### [DIRECTIONS]
Search the entries for the word "source". Copy every line where it turns up.

──────────────────────────────

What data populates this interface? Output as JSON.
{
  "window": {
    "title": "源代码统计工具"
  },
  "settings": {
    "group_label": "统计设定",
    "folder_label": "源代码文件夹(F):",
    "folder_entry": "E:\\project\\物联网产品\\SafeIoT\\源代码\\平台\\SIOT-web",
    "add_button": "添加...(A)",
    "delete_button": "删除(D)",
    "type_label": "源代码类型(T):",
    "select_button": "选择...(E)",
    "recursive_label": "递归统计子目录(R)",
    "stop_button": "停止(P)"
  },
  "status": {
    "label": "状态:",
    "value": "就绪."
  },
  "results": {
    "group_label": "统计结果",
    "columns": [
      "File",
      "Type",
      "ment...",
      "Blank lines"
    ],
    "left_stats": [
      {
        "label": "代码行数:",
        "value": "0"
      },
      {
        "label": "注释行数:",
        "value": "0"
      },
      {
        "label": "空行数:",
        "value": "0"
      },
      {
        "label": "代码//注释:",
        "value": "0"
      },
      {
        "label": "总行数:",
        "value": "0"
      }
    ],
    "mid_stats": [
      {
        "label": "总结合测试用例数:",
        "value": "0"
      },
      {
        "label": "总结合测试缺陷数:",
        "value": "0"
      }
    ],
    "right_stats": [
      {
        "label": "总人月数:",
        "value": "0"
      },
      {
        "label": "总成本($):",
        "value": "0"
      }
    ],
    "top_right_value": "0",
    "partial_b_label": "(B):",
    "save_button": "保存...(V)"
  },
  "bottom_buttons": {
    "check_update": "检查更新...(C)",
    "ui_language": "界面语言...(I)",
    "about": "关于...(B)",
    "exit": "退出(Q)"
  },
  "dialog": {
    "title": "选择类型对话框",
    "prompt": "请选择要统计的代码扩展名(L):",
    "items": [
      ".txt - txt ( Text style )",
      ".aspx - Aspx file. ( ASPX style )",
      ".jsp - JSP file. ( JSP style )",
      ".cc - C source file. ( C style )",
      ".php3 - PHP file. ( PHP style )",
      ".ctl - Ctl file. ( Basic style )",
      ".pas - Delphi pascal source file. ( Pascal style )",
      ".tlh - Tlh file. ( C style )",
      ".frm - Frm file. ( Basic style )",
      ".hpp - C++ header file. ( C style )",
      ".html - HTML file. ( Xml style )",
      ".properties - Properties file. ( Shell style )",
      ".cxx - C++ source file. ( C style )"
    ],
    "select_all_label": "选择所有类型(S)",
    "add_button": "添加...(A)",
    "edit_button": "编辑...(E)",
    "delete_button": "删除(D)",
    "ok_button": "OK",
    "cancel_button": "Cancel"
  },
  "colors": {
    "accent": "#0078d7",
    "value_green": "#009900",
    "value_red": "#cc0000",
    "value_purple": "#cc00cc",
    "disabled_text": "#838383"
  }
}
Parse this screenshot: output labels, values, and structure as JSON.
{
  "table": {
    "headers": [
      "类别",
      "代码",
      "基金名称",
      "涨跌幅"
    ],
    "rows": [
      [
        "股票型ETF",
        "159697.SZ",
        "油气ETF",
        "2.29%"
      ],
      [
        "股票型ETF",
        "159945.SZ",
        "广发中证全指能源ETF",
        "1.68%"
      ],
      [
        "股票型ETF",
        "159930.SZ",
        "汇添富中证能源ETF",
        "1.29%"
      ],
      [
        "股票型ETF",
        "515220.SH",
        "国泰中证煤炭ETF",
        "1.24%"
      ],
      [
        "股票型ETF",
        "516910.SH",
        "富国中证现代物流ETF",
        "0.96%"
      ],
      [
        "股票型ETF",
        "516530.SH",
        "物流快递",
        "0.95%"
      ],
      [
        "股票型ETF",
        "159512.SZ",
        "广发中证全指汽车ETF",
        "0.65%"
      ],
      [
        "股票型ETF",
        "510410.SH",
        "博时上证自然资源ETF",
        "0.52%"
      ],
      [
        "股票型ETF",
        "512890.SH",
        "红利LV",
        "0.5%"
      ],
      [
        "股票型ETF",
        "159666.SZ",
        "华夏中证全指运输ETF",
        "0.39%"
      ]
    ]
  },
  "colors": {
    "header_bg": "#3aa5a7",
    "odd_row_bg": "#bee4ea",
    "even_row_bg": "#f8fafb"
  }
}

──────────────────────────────

### [REPLY]
      ".cc - C source file. ( C style )",
      ".pas - Delphi pascal source file. ( Pascal style )",
      ".cxx - C++ source file. ( C style )"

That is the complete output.